In the headquarters of the United Nations, amid the murmuring of diplomats, shocking images line the wall of a quiet corridor. They tell the story of the innocent Syrian men, women and children who lost their lives to the regime of President Bashar al-Assad.
The images were taken by a man who goes only by the name Caesar, a Syrian army defector who worked to document the detainees tortured and killed by the Syrian military. The photographs show the bodies of men, women and children strewn on the ground, cut, burned and stripped naked. Blurred ovals cover their faces and genitals. And there are 55,000 of them, documenting the deaths of at least 11,000 people.
“It’s hard to find words after walking through that exhibit,” says Samantha Power, the American ambassador to the United Nations. “Repulsive, outrageous, enraging. What can one say? Old people, women, kids — this regime has no shame.”
But Power welcomes the exhibit; she says the horrors provide the much-needed context for the UN's long, frustrating attempts to make peace in Syria.
“It can feel laborious, and it can certainly feel like you’re pushing water uphill,” she says. “But all you have to do is walk through the Caesar exhibit photos to know why we’re here and why it’s worth every ounce of energy to try to bring about peace.”
"For as long as the Assad regime has been in power, Syria has been a magnet for extremists and terrorists and people who want to avenge the crimes that he is committing," Power says. And the only solution, she argues, is the political dismantling of the Assad regime.
“It will be extremely challenging to bring about the destruction of ISIS for as long as he is carrying out brutality like this," she says, "and it will be impossible for there to be peace in the region while he is ruling in this manner again — by torturing, by putting barrel bombs on children’s heads. This is not a regime whose existence, whose perpetuation is compatible with peace.”
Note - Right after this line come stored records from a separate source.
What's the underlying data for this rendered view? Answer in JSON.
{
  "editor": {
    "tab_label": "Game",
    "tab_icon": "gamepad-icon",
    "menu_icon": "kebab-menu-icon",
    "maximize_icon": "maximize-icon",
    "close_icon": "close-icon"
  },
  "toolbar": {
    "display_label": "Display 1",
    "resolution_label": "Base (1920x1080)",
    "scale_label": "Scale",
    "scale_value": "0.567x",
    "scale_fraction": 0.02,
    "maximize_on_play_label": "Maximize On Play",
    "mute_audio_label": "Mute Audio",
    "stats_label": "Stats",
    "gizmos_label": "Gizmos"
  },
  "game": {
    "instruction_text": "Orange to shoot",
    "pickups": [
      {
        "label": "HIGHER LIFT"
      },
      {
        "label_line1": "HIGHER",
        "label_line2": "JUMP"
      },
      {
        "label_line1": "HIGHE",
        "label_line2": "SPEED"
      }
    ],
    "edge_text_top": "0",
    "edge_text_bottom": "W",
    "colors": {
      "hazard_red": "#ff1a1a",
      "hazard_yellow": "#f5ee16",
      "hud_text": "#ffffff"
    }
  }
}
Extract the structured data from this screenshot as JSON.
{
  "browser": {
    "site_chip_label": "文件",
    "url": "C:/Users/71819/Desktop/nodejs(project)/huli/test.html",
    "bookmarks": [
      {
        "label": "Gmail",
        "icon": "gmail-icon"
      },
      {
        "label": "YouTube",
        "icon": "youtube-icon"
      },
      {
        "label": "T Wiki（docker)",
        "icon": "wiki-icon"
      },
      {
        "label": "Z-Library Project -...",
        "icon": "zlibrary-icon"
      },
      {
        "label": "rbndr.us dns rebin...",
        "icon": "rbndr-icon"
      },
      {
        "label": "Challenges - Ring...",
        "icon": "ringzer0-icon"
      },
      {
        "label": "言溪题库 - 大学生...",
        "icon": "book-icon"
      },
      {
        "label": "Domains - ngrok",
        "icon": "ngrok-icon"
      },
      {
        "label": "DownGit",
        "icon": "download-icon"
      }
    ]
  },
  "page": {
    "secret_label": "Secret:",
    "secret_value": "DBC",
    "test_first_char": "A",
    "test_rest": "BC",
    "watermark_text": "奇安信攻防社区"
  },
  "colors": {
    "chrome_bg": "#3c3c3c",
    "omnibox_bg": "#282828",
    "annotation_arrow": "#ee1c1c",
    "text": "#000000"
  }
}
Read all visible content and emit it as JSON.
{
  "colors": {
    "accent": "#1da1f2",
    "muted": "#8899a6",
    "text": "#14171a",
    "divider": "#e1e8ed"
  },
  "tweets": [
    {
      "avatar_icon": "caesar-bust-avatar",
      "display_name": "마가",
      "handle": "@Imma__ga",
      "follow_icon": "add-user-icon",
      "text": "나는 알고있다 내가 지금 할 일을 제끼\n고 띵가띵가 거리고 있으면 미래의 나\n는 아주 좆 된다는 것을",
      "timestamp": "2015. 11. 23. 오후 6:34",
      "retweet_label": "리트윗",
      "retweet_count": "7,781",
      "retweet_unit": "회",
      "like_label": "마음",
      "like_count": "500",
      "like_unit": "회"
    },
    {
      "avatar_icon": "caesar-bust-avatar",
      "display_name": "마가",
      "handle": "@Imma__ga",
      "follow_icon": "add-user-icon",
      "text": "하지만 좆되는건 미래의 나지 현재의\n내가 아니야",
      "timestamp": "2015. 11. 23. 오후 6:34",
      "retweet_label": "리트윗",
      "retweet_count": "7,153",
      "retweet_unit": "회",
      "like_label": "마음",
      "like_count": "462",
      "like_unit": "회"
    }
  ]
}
Bringing down the regime while maintaining what little stability is left in the region will be complicated. Russia’s veto in the Security Council has made multilateral action nearly impossible, while Iran’s support of the regime makes things difficult both on the ground and at the ongoing nuclear negotiations in Geneva.
“While Assad feels he has the backing of Iran and Russia, it is hard for the UN — or for a gathering of countries, [which] would include the United States — to change his calculus,” Power says. But she also optimistically insists that nuclear negotiations with Iran can remain a separate issue.
“Even in the event that we were to get a deal, no one for a minute thinks that mitigates how we should respond to Iran’s bad behavior in other respects," she says.
Power also remains adamant that, despite the length and brutality of the Syrian Civil War, Assad will be brought down and his regime will be held responsible for its acts.
“We’re never going to give up, and a regime that commits acts like this will eventually be held accountable," she says. "It may feel like that day is a ways off right now because this regime has again, tragically, the support of two powerful countries, but that day will come. We have the evidence, we know who’s responsible and they will be held to account.”
Warning: The following photo contains graphic depictions of death.